loans poised to become a major new niche within the mortgage industry?
There’s going to be a couple of niches for non-QM lending. The first is going to be basically
very prime, almost hard-money lending — the guy who has a DTI [debt-to-income ratio] higher
than 43 percent but has tons of assets and is a customer of the bank. Those loans are going to
be retained in portfolio, so it’s almost going to look like hard-money lending in the prime area,
and that’s going to be a nice-sized market. It may be hard to securitize those mortgages, but
that’s going to be a vibrant portfolio market. and then, at the other extreme, you probably will
have relatively few loans that are fairly low in credit quality where the borrower doesn’t qualify
for an established program but is willing to put down enough to give the lender comfort, and
those loans are likely to be extended at a much higher rate.
does the increasing amount of student-loan debt pose a significant threat to the
first-time homebuyer market in the next few years?
One of the reasons we’re focusing on credit availability going for ward is that it’s a huge issue
and it’s going to become a bigger issue over time. you’ve got a bunch of different factors that

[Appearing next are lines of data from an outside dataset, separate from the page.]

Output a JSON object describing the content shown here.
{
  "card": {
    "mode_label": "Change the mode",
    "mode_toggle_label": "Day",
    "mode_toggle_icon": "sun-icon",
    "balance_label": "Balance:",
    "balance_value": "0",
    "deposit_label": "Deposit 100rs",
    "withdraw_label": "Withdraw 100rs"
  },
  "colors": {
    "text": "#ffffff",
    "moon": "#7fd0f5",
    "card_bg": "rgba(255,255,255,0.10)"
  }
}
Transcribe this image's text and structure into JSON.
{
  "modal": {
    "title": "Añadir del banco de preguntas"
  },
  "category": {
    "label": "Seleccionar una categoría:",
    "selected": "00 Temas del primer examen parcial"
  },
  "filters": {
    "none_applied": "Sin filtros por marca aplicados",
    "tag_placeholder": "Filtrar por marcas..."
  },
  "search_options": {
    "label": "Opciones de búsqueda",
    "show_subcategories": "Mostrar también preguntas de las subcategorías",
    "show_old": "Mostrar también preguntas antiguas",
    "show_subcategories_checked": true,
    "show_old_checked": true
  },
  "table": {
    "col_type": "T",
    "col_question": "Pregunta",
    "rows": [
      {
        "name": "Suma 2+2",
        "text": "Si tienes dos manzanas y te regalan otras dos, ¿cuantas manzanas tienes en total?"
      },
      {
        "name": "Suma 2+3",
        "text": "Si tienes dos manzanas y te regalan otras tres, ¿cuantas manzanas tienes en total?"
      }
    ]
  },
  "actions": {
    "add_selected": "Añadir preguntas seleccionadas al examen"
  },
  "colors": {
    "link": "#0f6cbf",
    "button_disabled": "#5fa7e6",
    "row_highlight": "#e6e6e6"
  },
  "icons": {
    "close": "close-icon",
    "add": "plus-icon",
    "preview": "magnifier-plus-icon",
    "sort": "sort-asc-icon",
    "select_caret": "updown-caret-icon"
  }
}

are all contributing to this. The first is the huge amount of student-loan debt, and the second
is that the U.S. population is becoming much more diverse. Over the next 10 years, net new
household formation is going to be about 70 percent minority, and the reality is that many of
those borrowers don’t have family wealth to draw on and tend to have very low savings, so
either the homeownership rate will continue to decline, or [the industry] needs to figure out
some way to extend credit availability to incorporate some of these borrowers.
In addition, when you look at real wage growth, what you find is that overall it’s been
absolutely flat over the last 15 to 20 years, and when you look at the prime household
formation age group — the 25- to 34-year-olds — that number is absolutely down. finally,
there’s a very subtle change in views toward homeownership between the baby boomers and
the echo boomers. [The baby boomers] viewed homeownership as a way to store value and
accumulate wealth. [Many echo boomers] who have lived through the last five years can’t
possibly view it that way.